Required work
Please state the number of lines in the records below that contain the string "screenshot", and nothing further.
─── Entries shown ───
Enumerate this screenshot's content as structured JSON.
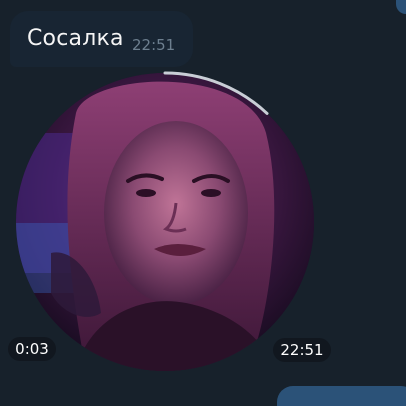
{
  "message": {
    "text": "Сосалка",
    "time": "22:51"
  },
  "video_note": {
    "duration": "0:03",
    "time": "22:51",
    "progress": 0.12
  },
  "colors": {
    "background": "#17212b",
    "incoming_bubble": "#182533",
    "outgoing_bubble": "#2b5278",
    "progress_ring": "#c9ced6"
  }
}
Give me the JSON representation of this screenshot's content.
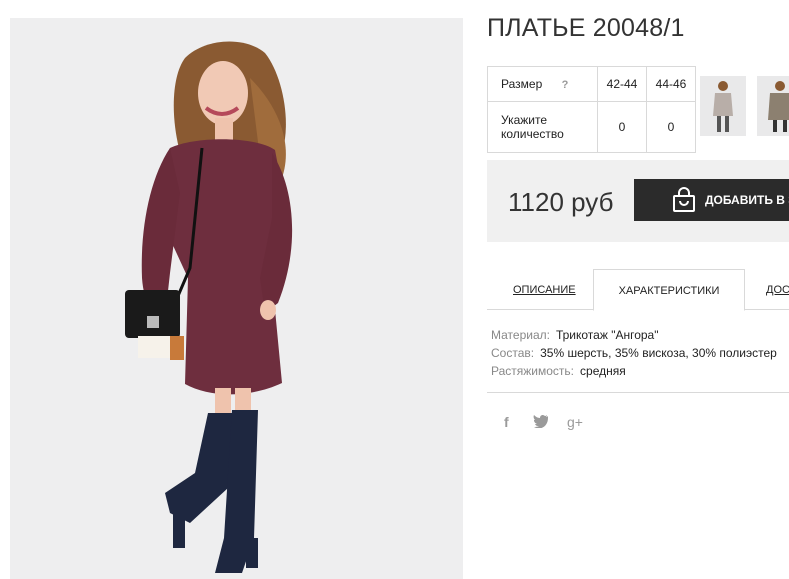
{
  "product": {
    "title": "ПЛАТЬЕ 20048/1"
  },
  "size_table": {
    "size_label": "Размер",
    "help_glyph": "?",
    "sizes": [
      "42-44",
      "44-46"
    ],
    "quantity_label": "Укажите количество",
    "quantities": [
      "0",
      "0"
    ]
  },
  "thumbnails": [
    {
      "icon": "dress-thumbnail",
      "dress_color": "#b8aea8"
    },
    {
      "icon": "dress-thumbnail",
      "dress_color": "#8c8070"
    }
  ],
  "purchase": {
    "price": "1120 руб",
    "add_button_label": "ДОБАВИТЬ В ЗАКАЗ",
    "button_color": "#2b2b2b"
  },
  "tabs": [
    {
      "label": "ОПИСАНИЕ",
      "active": false
    },
    {
      "label": "ХАРАКТЕРИСТИКИ",
      "active": true
    },
    {
      "label": "ДОСТАВКА",
      "active": false
    }
  ],
  "specs": [
    {
      "key": "Материал:",
      "value": "Трикотаж \"Ангора\""
    },
    {
      "key": "Состав:",
      "value": "35% шерсть, 35% вискоза, 30% полиэстер"
    },
    {
      "key": "Растяжимость:",
      "value": "средняя"
    }
  ],
  "social": [
    {
      "icon": "facebook-icon",
      "glyph": "f"
    },
    {
      "icon": "twitter-icon",
      "glyph": "🐦"
    },
    {
      "icon": "google-plus-icon",
      "glyph": "g+"
    }
  ],
  "colors": {
    "dress": "#6e2e3e",
    "boots": "#1e2740",
    "hair": "#8a5a32"
  }
}
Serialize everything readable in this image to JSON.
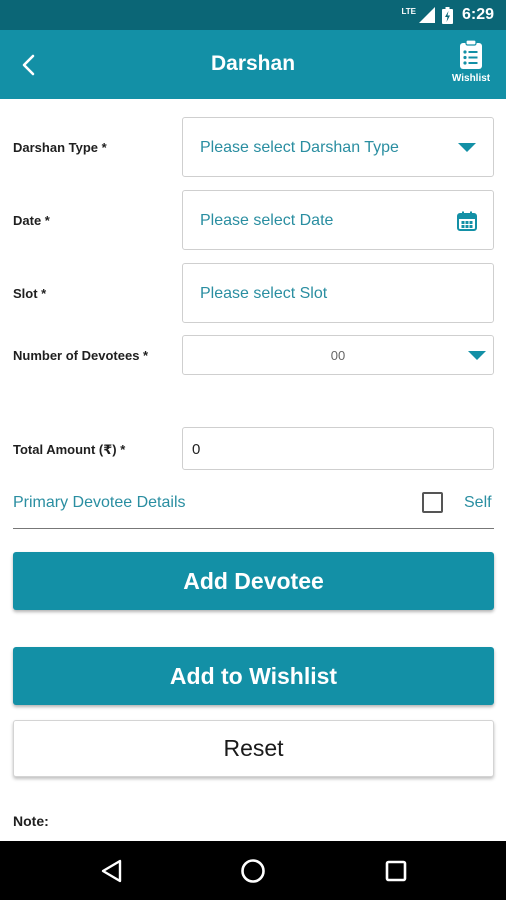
{
  "status_bar": {
    "network": "LTE",
    "time": "6:29"
  },
  "app_bar": {
    "title": "Darshan",
    "wishlist_label": "Wishlist"
  },
  "form": {
    "darshan_type": {
      "label": "Darshan Type *",
      "placeholder": "Please select Darshan Type"
    },
    "date": {
      "label": "Date *",
      "placeholder": "Please select Date"
    },
    "slot": {
      "label": "Slot *",
      "placeholder": "Please select Slot"
    },
    "devotees": {
      "label": "Number of Devotees *",
      "value": "00"
    },
    "total_amount": {
      "label": "Total Amount (₹) *",
      "value": "0"
    }
  },
  "primary_devotee": {
    "title": "Primary Devotee Details",
    "self_label": "Self",
    "self_checked": false
  },
  "buttons": {
    "add_devotee": "Add Devotee",
    "add_to_wishlist": "Add to Wishlist",
    "reset": "Reset"
  },
  "note_label": "Note:",
  "colors": {
    "status_bar": "#0b6676",
    "app_bar": "#1390a6",
    "accent_text": "#2a8ea1"
  },
  "icons": {
    "back": "chevron-left-icon",
    "wishlist": "wishlist-clipboard-icon",
    "calendar": "calendar-icon",
    "dropdown": "triangle-down-icon"
  }
}
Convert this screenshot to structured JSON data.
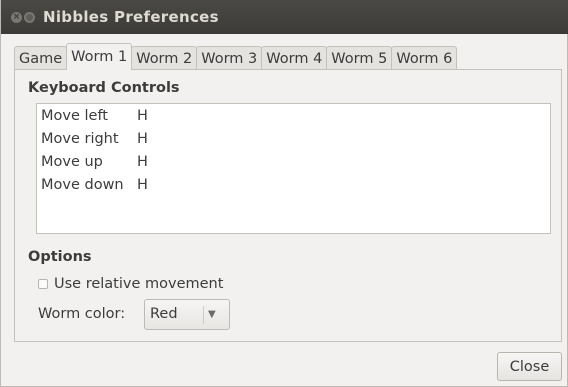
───
Reply
3